*To do:*
Output all records below verbatim.

*Available data:*
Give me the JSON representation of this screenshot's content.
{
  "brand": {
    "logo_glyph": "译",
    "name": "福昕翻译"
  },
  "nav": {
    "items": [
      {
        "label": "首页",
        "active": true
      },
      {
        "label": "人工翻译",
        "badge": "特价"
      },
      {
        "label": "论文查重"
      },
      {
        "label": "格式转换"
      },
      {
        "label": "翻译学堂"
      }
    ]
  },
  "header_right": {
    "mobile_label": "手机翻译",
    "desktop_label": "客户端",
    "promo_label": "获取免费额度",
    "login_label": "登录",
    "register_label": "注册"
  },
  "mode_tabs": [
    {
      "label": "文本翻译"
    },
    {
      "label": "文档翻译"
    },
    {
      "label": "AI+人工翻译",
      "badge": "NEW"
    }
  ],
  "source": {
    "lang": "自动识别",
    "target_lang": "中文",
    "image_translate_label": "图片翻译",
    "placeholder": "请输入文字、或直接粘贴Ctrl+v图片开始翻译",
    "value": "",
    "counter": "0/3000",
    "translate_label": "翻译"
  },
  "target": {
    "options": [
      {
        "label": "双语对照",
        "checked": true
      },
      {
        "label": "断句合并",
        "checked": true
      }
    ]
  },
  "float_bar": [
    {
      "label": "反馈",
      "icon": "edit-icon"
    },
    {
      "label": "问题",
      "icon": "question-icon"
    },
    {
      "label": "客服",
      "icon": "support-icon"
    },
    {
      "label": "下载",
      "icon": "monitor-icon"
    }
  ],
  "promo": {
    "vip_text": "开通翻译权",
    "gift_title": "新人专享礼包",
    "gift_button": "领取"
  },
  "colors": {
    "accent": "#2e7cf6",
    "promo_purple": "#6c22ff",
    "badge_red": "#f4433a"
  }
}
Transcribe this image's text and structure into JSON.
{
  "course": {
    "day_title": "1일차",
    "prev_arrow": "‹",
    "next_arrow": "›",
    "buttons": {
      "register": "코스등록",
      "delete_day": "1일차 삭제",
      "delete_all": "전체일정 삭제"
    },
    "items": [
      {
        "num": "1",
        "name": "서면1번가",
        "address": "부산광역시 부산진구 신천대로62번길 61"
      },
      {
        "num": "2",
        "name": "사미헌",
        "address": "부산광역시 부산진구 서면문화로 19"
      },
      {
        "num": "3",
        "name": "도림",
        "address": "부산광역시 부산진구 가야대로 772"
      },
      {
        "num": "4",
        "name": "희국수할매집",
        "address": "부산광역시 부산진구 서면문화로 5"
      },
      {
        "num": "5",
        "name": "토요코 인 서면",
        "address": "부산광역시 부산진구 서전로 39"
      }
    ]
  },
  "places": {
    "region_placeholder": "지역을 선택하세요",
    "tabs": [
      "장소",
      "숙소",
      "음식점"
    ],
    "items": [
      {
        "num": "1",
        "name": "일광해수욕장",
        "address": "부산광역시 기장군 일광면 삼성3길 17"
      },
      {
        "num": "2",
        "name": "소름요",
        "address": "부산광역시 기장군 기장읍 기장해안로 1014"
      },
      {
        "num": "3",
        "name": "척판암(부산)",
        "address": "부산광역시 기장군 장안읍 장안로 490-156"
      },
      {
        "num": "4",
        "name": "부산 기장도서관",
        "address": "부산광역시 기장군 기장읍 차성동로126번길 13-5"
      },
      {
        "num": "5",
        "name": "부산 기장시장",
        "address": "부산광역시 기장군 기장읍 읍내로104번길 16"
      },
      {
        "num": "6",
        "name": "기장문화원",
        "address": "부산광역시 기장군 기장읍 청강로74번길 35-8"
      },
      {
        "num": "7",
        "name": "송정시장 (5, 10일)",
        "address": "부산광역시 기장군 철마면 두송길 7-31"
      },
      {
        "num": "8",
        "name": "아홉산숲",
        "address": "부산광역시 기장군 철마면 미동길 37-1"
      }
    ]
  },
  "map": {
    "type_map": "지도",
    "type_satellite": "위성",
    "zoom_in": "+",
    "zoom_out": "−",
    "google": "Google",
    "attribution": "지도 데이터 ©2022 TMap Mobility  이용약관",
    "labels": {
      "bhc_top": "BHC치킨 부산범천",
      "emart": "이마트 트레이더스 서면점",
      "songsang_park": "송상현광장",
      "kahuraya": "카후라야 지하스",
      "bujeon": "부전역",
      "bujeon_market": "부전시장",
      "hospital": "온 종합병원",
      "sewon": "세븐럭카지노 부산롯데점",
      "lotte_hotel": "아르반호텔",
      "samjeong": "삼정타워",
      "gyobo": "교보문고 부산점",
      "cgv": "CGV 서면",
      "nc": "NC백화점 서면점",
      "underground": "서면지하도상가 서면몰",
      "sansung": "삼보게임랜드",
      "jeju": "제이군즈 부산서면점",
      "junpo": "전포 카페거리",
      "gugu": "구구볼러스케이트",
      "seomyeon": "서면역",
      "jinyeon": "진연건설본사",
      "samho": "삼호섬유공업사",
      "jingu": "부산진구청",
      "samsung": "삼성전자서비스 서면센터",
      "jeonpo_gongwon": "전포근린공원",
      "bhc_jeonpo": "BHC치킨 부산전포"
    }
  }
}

*Result:*
Give me the JSON representation of this screenshot's content.
{
  "brand": {
    "logo_glyph": "译",
    "name": "福昕翻译"
  },
  "nav": {
    "items": [
      {
        "label": "首页",
        "active": true
      },
      {
        "label": "人工翻译",
        "badge": "特价"
      },
      {
        "label": "论文查重"
      },
      {
        "label": "格式转换"
      },
      {
        "label": "翻译学堂"
      }
    ]
  },
  "header_right": {
    "mobile_label": "手机翻译",
    "desktop_label": "客户端",
    "promo_label": "获取免费额度",
    "login_label": "登录",
    "register_label": "注册"
  },
  "mode_tabs": [
    {
      "label": "文本翻译"
    },
    {
      "label": "文档翻译"
    },
    {
      "label": "AI+人工翻译",
      "badge": "NEW"
    }
  ],
  "source": {
    "lang": "自动识别",
    "target_lang": "中文",
    "image_translate_label": "图片翻译",
    "placeholder": "请输入文字、或直接粘贴Ctrl+v图片开始翻译",
    "value": "",
    "counter": "0/3000",
    "translate_label": "翻译"
  },
  "target": {
    "options": [
      {
        "label": "双语对照",
        "checked": true
      },
      {
        "label": "断句合并",
        "checked": true
      }
    ]
  },
  "float_bar": [
    {
      "label": "反馈",
      "icon": "edit-icon"
    },
    {
      "label": "问题",
      "icon": "question-icon"
    },
    {
      "label": "客服",
      "icon": "support-icon"
    },
    {
      "label": "下载",
      "icon": "monitor-icon"
    }
  ],
  "promo": {
    "vip_text": "开通翻译权",
    "gift_title": "新人专享礼包",
    "gift_button": "领取"
  },
  "colors": {
    "accent": "#2e7cf6",
    "promo_purple": "#6c22ff",
    "badge_red": "#f4433a"
  }
}
Transcribe this image's text and structure into JSON.
{
  "course": {
    "day_title": "1일차",
    "prev_arrow": "‹",
    "next_arrow": "›",
    "buttons": {
      "register": "코스등록",
      "delete_day": "1일차 삭제",
      "delete_all": "전체일정 삭제"
    },
    "items": [
      {
        "num": "1",
        "name": "서면1번가",
        "address": "부산광역시 부산진구 신천대로62번길 61"
      },
      {
        "num": "2",
        "name": "사미헌",
        "address": "부산광역시 부산진구 서면문화로 19"
      },
      {
        "num": "3",
        "name": "도림",
        "address": "부산광역시 부산진구 가야대로 772"
      },
      {
        "num": "4",
        "name": "희국수할매집",
        "address": "부산광역시 부산진구 서면문화로 5"
      },
      {
        "num": "5",
        "name": "토요코 인 서면",
        "address": "부산광역시 부산진구 서전로 39"
      }
    ]
  },
  "places": {
    "region_placeholder": "지역을 선택하세요",
    "tabs": [
      "장소",
      "숙소",
      "음식점"
    ],
    "items": [
      {
        "num": "1",
        "name": "일광해수욕장",
        "address": "부산광역시 기장군 일광면 삼성3길 17"
      },
      {
        "num": "2",
        "name": "소름요",
        "address": "부산광역시 기장군 기장읍 기장해안로 1014"
      },
      {
        "num": "3",
        "name": "척판암(부산)",
        "address": "부산광역시 기장군 장안읍 장안로 490-156"
      },
      {
        "num": "4",
        "name": "부산 기장도서관",
        "address": "부산광역시 기장군 기장읍 차성동로126번길 13-5"
      },
      {
        "num": "5",
        "name": "부산 기장시장",
        "address": "부산광역시 기장군 기장읍 읍내로104번길 16"
      },
      {
        "num": "6",
        "name": "기장문화원",
        "address": "부산광역시 기장군 기장읍 청강로74번길 35-8"
      },
      {
        "num": "7",
        "name": "송정시장 (5, 10일)",
        "address": "부산광역시 기장군 철마면 두송길 7-31"
      },
      {
        "num": "8",
        "name": "아홉산숲",
        "address": "부산광역시 기장군 철마면 미동길 37-1"
      }
    ]
  },
  "map": {
    "type_map": "지도",
    "type_satellite": "위성",
    "zoom_in": "+",
    "zoom_out": "−",
    "google": "Google",
    "attribution": "지도 데이터 ©2022 TMap Mobility  이용약관",
    "labels": {
      "bhc_top": "BHC치킨 부산범천",
      "emart": "이마트 트레이더스 서면점",
      "songsang_park": "송상현광장",
      "kahuraya": "카후라야 지하스",
      "bujeon": "부전역",
      "bujeon_market": "부전시장",
      "hospital": "온 종합병원",
      "sewon": "세븐럭카지노 부산롯데점",
      "lotte_hotel": "아르반호텔",
      "samjeong": "삼정타워",
      "gyobo": "교보문고 부산점",
      "cgv": "CGV 서면",
      "nc": "NC백화점 서면점",
      "underground": "서면지하도상가 서면몰",
      "sansung": "삼보게임랜드",
      "jeju": "제이군즈 부산서면점",
      "junpo": "전포 카페거리",
      "gugu": "구구볼러스케이트",
      "seomyeon": "서면역",
      "jinyeon": "진연건설본사",
      "samho": "삼호섬유공업사",
      "jingu": "부산진구청",
      "samsung": "삼성전자서비스 서면센터",
      "jeonpo_gongwon": "전포근린공원",
      "bhc_jeonpo": "BHC치킨 부산전포"
    }
  }
}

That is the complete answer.